  f_train<-list.files()

# Create an empty data frame to store the image data labels and the extracted new features in training environment
  df_train<- data.frame(matrix(nrow=0,ncol=5))


 

Feature engineering

 
Since our intention is to not use typical CNN aprroach we are going to use the white, grey and black pixel values for new feature creation. We intend to use the summation of all the pixel values of a image instance and save it in a feature called as “sum”, the count of all pixels evaluating to zero as “zero”, the count of all pixels evaluating to “ones” and the sum of all pixels evaluating to values other than zero’s and one’s as “in_between”. The “label” feature is extracted from the folder name.

  
# names the columns of the data frame as per the feature name schema
  names(df_train)<- c("sum","zero","one","in_between","label")

# loop to compute as per the logic  
  counter<-1

  for(i in 1:length(f_train))
  {
    setwd(paste("C:/Users/mohan/Desktop/alphabet_folder/Train/",f_train[i],sep=""))

    data_list<-list.files()

    for(j in 1:length(data_list))
    {
      temp<- readJPEG(data_list[j])
      df_train[counter,1]<- sum(temp)
      df_train[counter,2]<- sum(temp==0)
      df_train[counter,3]<- sum(temp==1)
      df_train[counter,4]<- sum(temp > 0 & temp < 1)
      df_train[counter,5]<- f_train[i]
      counter=counter+1
    }
  }

# Convert the labels from text to factor form
  df_train$label<- factor(df_train$label)


 

Build the Support Vector Machine model

 

# load the "kernlab" package for accessing the support vector machine implementation
  library(kernlab)

# build the model using the training data
  image_classifier <- ksvm(label~.,data=df_train)


 

Loading the testing data set

 

# set the working directory for reading the testing image data set
  setwd("C:/Users/mohan/Desktop/alphabet_folder/Test")

# extract the directory names for using as image labels
  f_test <- list.files()

# Create an empty data frame to store the image data labels and the extracted new features in training environment
  df_test<- data.frame(matrix(nrow=0,ncol=5))

# Repeat of feature extraction in test data
  names(df_test)<- c("sum","zero","one","in_between","label")

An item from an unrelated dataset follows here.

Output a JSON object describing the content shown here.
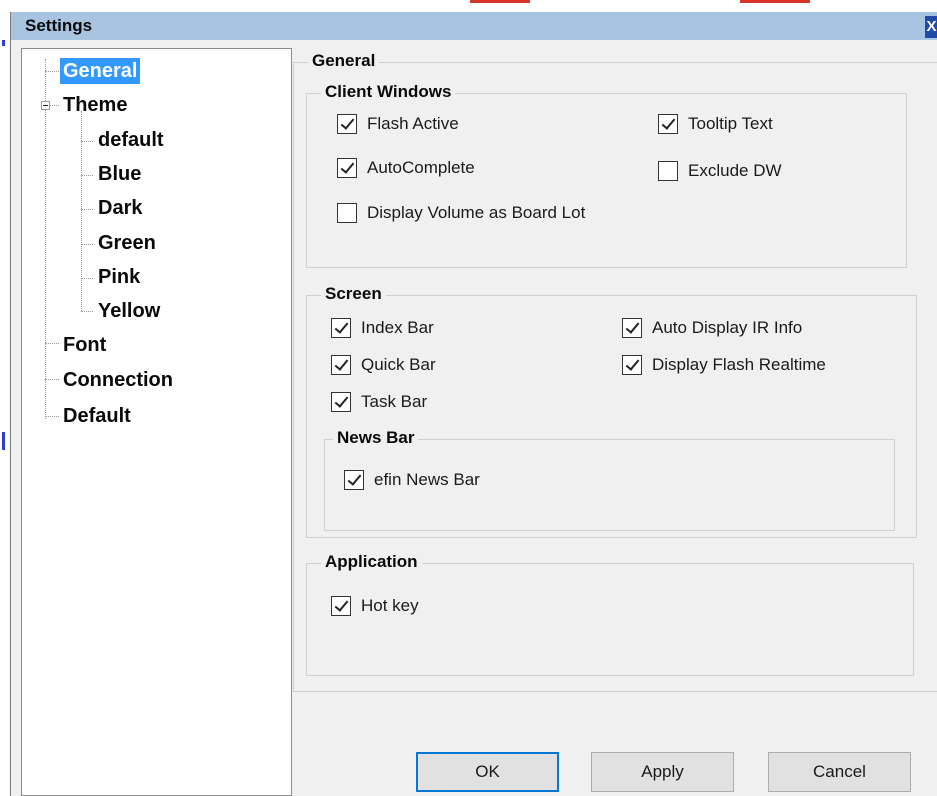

# loop to compute as per the logic  
  for(i in 1:length(f_test))
    {
      temp<- readJPEG(f_test[i])
      df_test[i,1]<- sum(temp)
      df_test[i,2]<- sum(temp==0)
      df_test[i,3]<- sum(temp==1)
      df_test[i,4]<- sum(temp > 0 & temp < 1)
      df_test[i,5]<- strsplit(x = f_test[i],split = "[.]")[[1]][1]
    }

# Use the classifier named "image_classifier" built in train environment to predict the outcomes on features in Test environment
  df_test$label_predicted<- predict(image_classifier,df_test)

# Cross Tab for Classification Metric evaluation
  table(Actual_data=df_test$label,Predicted_data=df_test$label_predicted)


I would encourage you to learn concepts of Support Vector Machine which couldn’t be explored completely in this article by clicking on this link for my free Data Science and Machine Learning video courses. While we have used the kernlab package and created the classifier, there is a lot of mathematics involved starting from vector space to kernel tricks. We have worked on the implementation of the classifier but you should certainly learn the conceptual part of Support Vector Machine and other interesting algorithms.

 
Bio: Mohan Rai is Director at Simple & Real Analytics responsible for Analytics Deliverable's of Clients for the Consulting Division. Simple & Real Analytics is into Analytics Consulting and Product Development, Machine Learning and Big Data Solutions for Enterprise. Simple & Real Analytics has clients in the Financial, Life Sciences, Logistics,Data Acquisition, Market Research, Manufacturing and Banking Domain. Along with this, Mohan works as contributor for his edtech startup Imurgence. He provides advisory services to a few other companies.

Original. Reposted with permission.

Related:


Sign Up

By subscribing you accept KDnuggets Privacy Policy